Lynn B. Friedman 

Great choice for a reblog, given how much anticipation there has been about the Fed's expected move. John does a great job of outlining the issues - I have lots of respect for his opinions and how he shares information


Posted by Jeff Dowler, CRS, The Southern California Relocation Dude (eXp Realty of California) about 4 years ago

Lynn, Great Re-Blog.  I am a big fan of Mr. John Meussner - he is my preferred lending partner.  The man knows his stuff. 

Posted by Kathleen Daniels, San Jose Homes for Sale-Probate & Trust Specialist (KD Realty - 408.972.1822) about 4 years ago
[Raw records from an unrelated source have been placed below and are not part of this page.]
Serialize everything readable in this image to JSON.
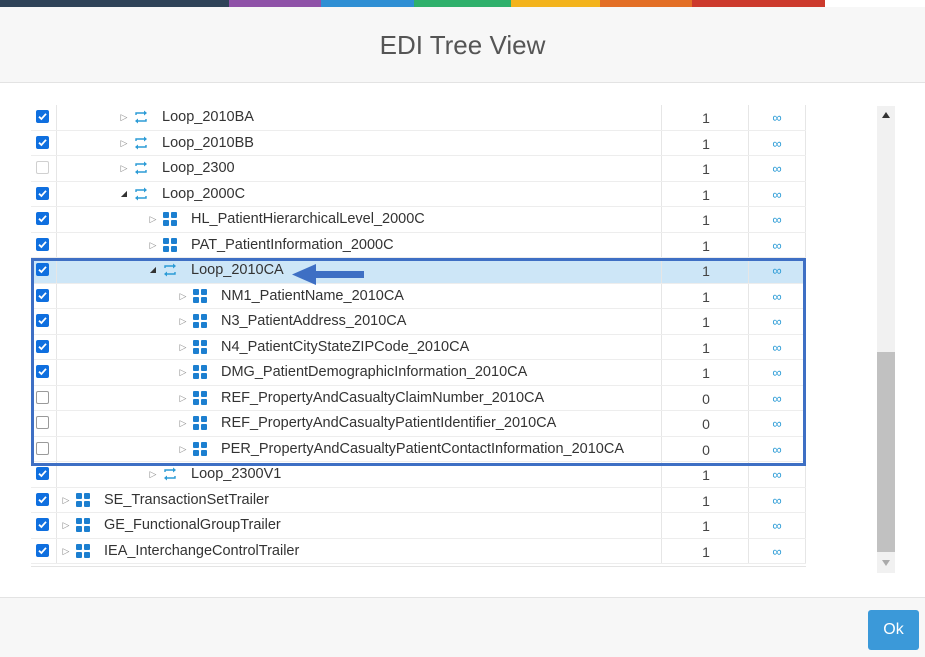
{
  "dialog": {
    "title": "EDI Tree View",
    "ok_label": "Ok"
  },
  "stripe_colors": [
    "#2f4358",
    "#8f52a8",
    "#2f8fd4",
    "#2fb06b",
    "#f3b31c",
    "#e36f26",
    "#cc3a2d"
  ],
  "icons": {
    "loop": "loop-repeat-icon",
    "segment": "segment-grid-icon",
    "link": "infinity-link-icon",
    "expand": "triangle-expand-icon"
  },
  "colors": {
    "accent": "#3b99d9",
    "checkbox": "#0f6fdf",
    "selection": "#cde6f7",
    "highlight": "#3e6fc4",
    "icon_blue": "#2b9bd6"
  },
  "tree": {
    "rows": [
      {
        "label": "Loop_2010BA",
        "type": "loop",
        "level": 3,
        "expanded": false,
        "checked": true,
        "count": "1",
        "link": "∞"
      },
      {
        "label": "Loop_2010BB",
        "type": "loop",
        "level": 3,
        "expanded": false,
        "checked": true,
        "count": "1",
        "link": "∞"
      },
      {
        "label": "Loop_2300",
        "type": "loop",
        "level": 3,
        "expanded": false,
        "checked": false,
        "disabled": true,
        "count": "1",
        "link": "∞"
      },
      {
        "label": "Loop_2000C",
        "type": "loop",
        "level": 3,
        "expanded": true,
        "checked": true,
        "count": "1",
        "link": "∞"
      },
      {
        "label": "HL_PatientHierarchicalLevel_2000C",
        "type": "segment",
        "level": 4,
        "expanded": false,
        "checked": true,
        "count": "1",
        "link": "∞"
      },
      {
        "label": "PAT_PatientInformation_2000C",
        "type": "segment",
        "level": 4,
        "expanded": false,
        "checked": true,
        "count": "1",
        "link": "∞"
      },
      {
        "label": "Loop_2010CA",
        "type": "loop",
        "level": 4,
        "expanded": true,
        "checked": true,
        "selected": true,
        "count": "1",
        "link": "∞"
      },
      {
        "label": "NM1_PatientName_2010CA",
        "type": "segment",
        "level": 5,
        "expanded": false,
        "checked": true,
        "count": "1",
        "link": "∞"
      },
      {
        "label": "N3_PatientAddress_2010CA",
        "type": "segment",
        "level": 5,
        "expanded": false,
        "checked": true,
        "count": "1",
        "link": "∞"
      },
      {
        "label": "N4_PatientCityStateZIPCode_2010CA",
        "type": "segment",
        "level": 5,
        "expanded": false,
        "checked": true,
        "count": "1",
        "link": "∞"
      },
      {
        "label": "DMG_PatientDemographicInformation_2010CA",
        "type": "segment",
        "level": 5,
        "expanded": false,
        "checked": true,
        "count": "1",
        "link": "∞"
      },
      {
        "label": "REF_PropertyAndCasualtyClaimNumber_2010CA",
        "type": "segment",
        "level": 5,
        "expanded": false,
        "checked": false,
        "count": "0",
        "link": "∞"
      },
      {
        "label": "REF_PropertyAndCasualtyPatientIdentifier_2010CA",
        "type": "segment",
        "level": 5,
        "expanded": false,
        "checked": false,
        "count": "0",
        "link": "∞"
      },
      {
        "label": "PER_PropertyAndCasualtyPatientContactInformation_2010CA",
        "type": "segment",
        "level": 5,
        "expanded": false,
        "checked": false,
        "count": "0",
        "link": "∞"
      },
      {
        "label": "Loop_2300V1",
        "type": "loop",
        "level": 4,
        "expanded": false,
        "checked": true,
        "count": "1",
        "link": "∞"
      },
      {
        "label": "SE_TransactionSetTrailer",
        "type": "segment",
        "level": 1,
        "expanded": false,
        "checked": true,
        "count": "1",
        "link": "∞"
      },
      {
        "label": "GE_FunctionalGroupTrailer",
        "type": "segment",
        "level": 1,
        "expanded": false,
        "checked": true,
        "count": "1",
        "link": "∞"
      },
      {
        "label": "IEA_InterchangeControlTrailer",
        "type": "segment",
        "level": 1,
        "expanded": false,
        "checked": true,
        "count": "1",
        "link": "∞"
      }
    ]
  }
}
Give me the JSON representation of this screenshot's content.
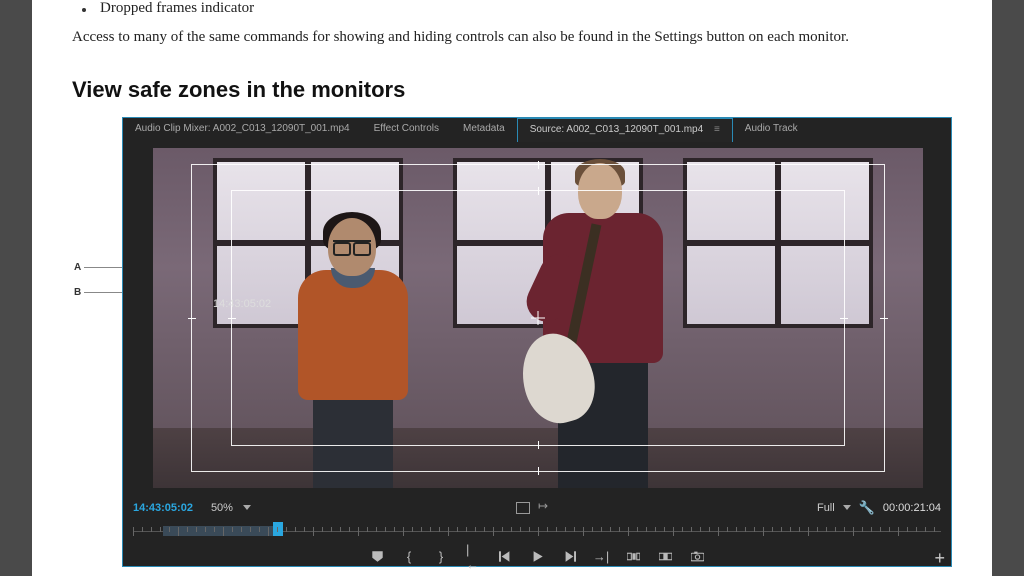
{
  "bullet": {
    "text": "Dropped frames indicator"
  },
  "paragraph": "Access to many of the same commands for showing and hiding controls can also be found in the Settings button on each monitor.",
  "heading": "View safe zones in the monitors",
  "callouts": {
    "a": "A",
    "b": "B"
  },
  "tabs": {
    "mixer": "Audio Clip Mixer: A002_C013_12090T_001.mp4",
    "effect": "Effect Controls",
    "metadata": "Metadata",
    "source": "Source: A002_C013_12090T_001.mp4",
    "source_x": "≡",
    "audiotrack": "Audio Track"
  },
  "overlay_tc": "14:43:05:02",
  "infobar": {
    "tc_left": "14:43:05:02",
    "zoom": "50%",
    "full": "Full",
    "tc_right": "00:00:21:04"
  },
  "transport": {
    "marker": "▼",
    "in": "{",
    "out": "}",
    "goto_in": "|←",
    "step_back": "◀|",
    "play": "▶",
    "step_fwd": "|▶",
    "goto_out": "→|",
    "insert": "⧉",
    "overwrite": "⧈",
    "export": "📷"
  },
  "plus": "+"
}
In case you cannot read the rule above --- 
"The Bank never goes bankrupt. To continue playing, use slips of paper to keep track of each player's transactions - until the bank has enough paper money to operate again. The Banker may also issue 'new' money slips of ordinary paper." 

Posted by Lynn B. Friedman, Concierge Service for Our Atlanta Sellers & Buyers (Atlanta Homes ODAT Realty Call/Text 404-939-2727 Buckhead - Midtown - Westside -- and more ...) about 4 years ago
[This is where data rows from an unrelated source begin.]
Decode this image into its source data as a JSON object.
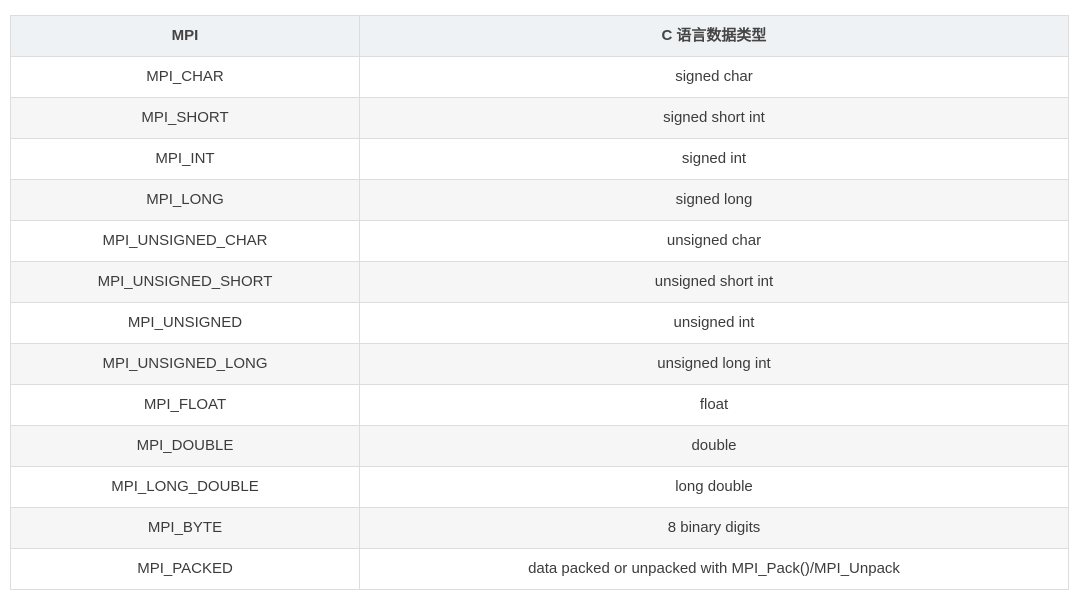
{
  "table": {
    "headers": [
      "MPI",
      "C 语言数据类型"
    ],
    "rows": [
      [
        "MPI_CHAR",
        "signed char"
      ],
      [
        "MPI_SHORT",
        "signed short int"
      ],
      [
        "MPI_INT",
        "signed int"
      ],
      [
        "MPI_LONG",
        "signed long"
      ],
      [
        "MPI_UNSIGNED_CHAR",
        "unsigned char"
      ],
      [
        "MPI_UNSIGNED_SHORT",
        "unsigned short int"
      ],
      [
        "MPI_UNSIGNED",
        "unsigned int"
      ],
      [
        "MPI_UNSIGNED_LONG",
        "unsigned long int"
      ],
      [
        "MPI_FLOAT",
        "float"
      ],
      [
        "MPI_DOUBLE",
        "double"
      ],
      [
        "MPI_LONG_DOUBLE",
        "long double"
      ],
      [
        "MPI_BYTE",
        "8 binary digits"
      ],
      [
        "MPI_PACKED",
        "data packed or unpacked with MPI_Pack()/MPI_Unpack"
      ]
    ]
  },
  "colors": {
    "header_background": "#eef2f5",
    "stripe_background": "#f6f6f6",
    "border": "#dddddd",
    "text": "#333333"
  }
}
I had two clients that said it is time to get serious about buying

Posted by William Feela, Realtor, Whispering Pines Realty 651-674-5999 No. (WHISPERING PINES REALTY) about 4 years ago

 Good morning Lynn. I do not think that we will see an immediate impact from the rate hike.

Posted by TeamCHI - Complete Home Inspections, Inc., Home Inspectons - Nashville, TN area - 615.661.029 (Complete Home Inspections, Inc.) about 4 years ago

Thank you for reblogging the post. I thought John now works in California. I will contact him for Pa.

Posted by Gita Bantwal, REALTOR,ABR,CRS,SRES,GRI - Bucks County & Philadel (RE/MAX Centre Realtors) about 4 years ago

Thank you for the reblog & the kind words, Lynn!  Have a wonderful week.

Posted by John Meussner, #MortgageMadeEasy Walnut Creek, CA 484-680-4852 (Mason-McDuffie Mortgage, Conventional Loans, Jumbo Loans, FHA, 203(k), USDA, VA,) about 4 years ago